Naturally, the NYC Hospital Alliance is also expected to support this phasing out of sheds. Meanwhile, on the other hand, shed critics obviously want the culinary “little houses” off the streets as soon as possible.
One option that could be considered would be to speed up the phasing out of sheds faster in neighborhoods heavily “overcrowded” with them – such as Greenwich Village and East Village – but allow more time for their removal in outlying neighborhoods that were lacking previously. outdoor dining. So the downtown sheds could possibly be phased out in, say, three months, the source speculated.
However, Leslie Clark, leader of the West Village Residents Association and CUEUP – a citywide anti-shelter ad hoc group – said whoever briefed The Village Sun on certain aspects of the pending bill had only told part of the story – and left out what critics consider the most important part. She declined to say whether she attended the meeting with the Council staff member.
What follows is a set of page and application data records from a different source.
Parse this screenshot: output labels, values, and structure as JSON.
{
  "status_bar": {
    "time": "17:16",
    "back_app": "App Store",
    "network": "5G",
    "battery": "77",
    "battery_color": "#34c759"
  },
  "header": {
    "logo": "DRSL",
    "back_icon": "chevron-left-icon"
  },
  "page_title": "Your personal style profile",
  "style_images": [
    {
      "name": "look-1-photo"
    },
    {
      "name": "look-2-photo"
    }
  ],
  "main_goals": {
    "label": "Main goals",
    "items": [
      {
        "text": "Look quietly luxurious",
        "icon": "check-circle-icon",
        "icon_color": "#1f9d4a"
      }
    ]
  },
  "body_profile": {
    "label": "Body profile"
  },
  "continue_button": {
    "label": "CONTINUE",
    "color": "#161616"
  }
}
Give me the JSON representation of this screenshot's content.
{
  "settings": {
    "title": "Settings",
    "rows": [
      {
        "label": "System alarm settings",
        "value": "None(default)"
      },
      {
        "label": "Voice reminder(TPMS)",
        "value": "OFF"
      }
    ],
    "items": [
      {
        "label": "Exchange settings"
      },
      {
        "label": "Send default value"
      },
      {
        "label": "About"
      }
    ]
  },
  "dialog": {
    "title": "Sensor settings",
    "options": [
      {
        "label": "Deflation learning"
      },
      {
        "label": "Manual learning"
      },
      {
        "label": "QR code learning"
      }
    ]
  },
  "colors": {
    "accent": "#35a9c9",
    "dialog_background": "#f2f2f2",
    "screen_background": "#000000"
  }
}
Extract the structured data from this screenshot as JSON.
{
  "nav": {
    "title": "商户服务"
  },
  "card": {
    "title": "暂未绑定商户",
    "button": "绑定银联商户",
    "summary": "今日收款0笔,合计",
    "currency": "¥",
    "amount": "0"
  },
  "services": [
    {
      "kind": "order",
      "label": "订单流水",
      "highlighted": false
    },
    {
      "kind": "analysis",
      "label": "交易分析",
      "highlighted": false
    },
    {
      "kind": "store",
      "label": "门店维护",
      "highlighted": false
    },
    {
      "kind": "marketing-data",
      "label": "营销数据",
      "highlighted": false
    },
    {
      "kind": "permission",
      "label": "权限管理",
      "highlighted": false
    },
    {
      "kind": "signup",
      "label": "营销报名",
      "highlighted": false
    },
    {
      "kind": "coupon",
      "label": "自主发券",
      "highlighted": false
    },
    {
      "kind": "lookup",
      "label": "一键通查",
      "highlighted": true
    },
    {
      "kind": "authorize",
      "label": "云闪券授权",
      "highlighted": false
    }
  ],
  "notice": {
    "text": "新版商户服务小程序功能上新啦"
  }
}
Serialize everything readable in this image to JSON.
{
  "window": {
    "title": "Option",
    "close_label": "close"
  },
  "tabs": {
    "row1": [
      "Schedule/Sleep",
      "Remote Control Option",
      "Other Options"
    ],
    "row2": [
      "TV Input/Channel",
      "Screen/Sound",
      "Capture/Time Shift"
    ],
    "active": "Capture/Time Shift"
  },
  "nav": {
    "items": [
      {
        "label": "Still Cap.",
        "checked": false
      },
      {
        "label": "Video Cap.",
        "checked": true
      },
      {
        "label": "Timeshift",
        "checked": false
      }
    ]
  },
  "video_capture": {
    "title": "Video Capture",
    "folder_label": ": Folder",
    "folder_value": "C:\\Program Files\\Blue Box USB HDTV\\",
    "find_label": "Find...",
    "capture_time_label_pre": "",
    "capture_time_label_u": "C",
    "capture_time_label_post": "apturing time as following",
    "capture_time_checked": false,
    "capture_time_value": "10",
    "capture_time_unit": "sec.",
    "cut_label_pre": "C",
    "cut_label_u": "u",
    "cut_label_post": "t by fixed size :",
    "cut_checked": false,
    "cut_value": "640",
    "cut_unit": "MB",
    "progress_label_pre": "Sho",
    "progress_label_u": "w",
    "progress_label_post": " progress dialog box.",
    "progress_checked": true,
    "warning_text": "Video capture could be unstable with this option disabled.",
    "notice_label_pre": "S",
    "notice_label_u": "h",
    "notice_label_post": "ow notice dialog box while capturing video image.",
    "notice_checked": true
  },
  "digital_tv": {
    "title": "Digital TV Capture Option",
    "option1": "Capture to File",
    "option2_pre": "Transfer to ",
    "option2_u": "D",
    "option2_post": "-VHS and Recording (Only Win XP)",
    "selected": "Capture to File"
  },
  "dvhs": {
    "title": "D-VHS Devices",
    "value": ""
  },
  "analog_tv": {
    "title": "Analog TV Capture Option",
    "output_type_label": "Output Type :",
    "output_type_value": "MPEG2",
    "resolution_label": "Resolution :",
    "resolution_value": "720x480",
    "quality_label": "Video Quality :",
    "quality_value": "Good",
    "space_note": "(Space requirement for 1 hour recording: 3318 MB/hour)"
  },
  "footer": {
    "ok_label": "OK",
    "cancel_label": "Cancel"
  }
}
“The community view is that any bill should go to a public hearing,” Clark said. “If you want to change the whole cityscape of New York, you should have a public hearing. This is the main problem. »
There had already been a major city council hearing in February on a zoning law amendment to remove all existing sidewalk cafe regulations from the city’s zoning. New rules for sidewalk cafes then had to be created as part of the overall outdoor dining plan. However, “a lot has changed since February,” Clark pointed out.
“The biggest issue for me is why aren’t they transparent and why aren’t they holding a public hearing?” she says.
Regarding the generous roadside shed phase-out period, Clark bristled: “A one-year extension for open restaurants is not acceptable.”
There have already been two community lawsuits filed against Open Restaurants, of which Clark is an individual plaintiff. State Supreme Court Judge Frank Nervo ruled on the first lawsuit in March, saying the city was negligent in failing to conduct a full-scale environmental impact study, or EIA, for the extensive program. Additionally, a second lawsuit, filed in July, seeks to immediately end Open Restaurants, arguing that there is no longer a health emergency to justify keeping the pandemic-inspired program going. Attorney Michael Sussman is representing plaintiffs in both lawsuits.
An appellate district court recently dismissed the city’s first appeal, ruling that the lawsuit was not “ripe”, since the permanent open restaurant bill – which would codify rules for the currently temporary program – has not yet been approved.
Clark assured that the first lawsuit was not “thrown away”, as some hangar supporters have tried to spin it, but is ready and waiting at any moment. is ripe to pass it on.
“They say we weren’t ripe – which means we were too early,” she said. “We can come back right away. This door is still wide open. They only closed us on maturity, not on substance. They only said we were too early — we weren’t too late. Frank Nervo said they had to do an environmental impact study, and that hasn’t been decided by the Appeals Division — yet.
“We want a public hearing and we want an environmental impact assessment,” Clark said, “and the Appeals Division has left that door wide open.”
An EIA would include the scope of the program (determination of its scope), a public hearing and also a public comment period.
“An environmental impact hearing means a huge amount of public comment,” Clark explained. “That’s what should happen. It should be open to everyone.
“Do an environmental impact study – what are they afraid of?” asked the activist. “Are they afraid that the environmental impacts are not as low as they think?
“Don’t close us in,” she said, “invite us in.”
The Village Sun reached out to the government source to find out if there would be a public hearing on the proposed permanent open restaurant bill.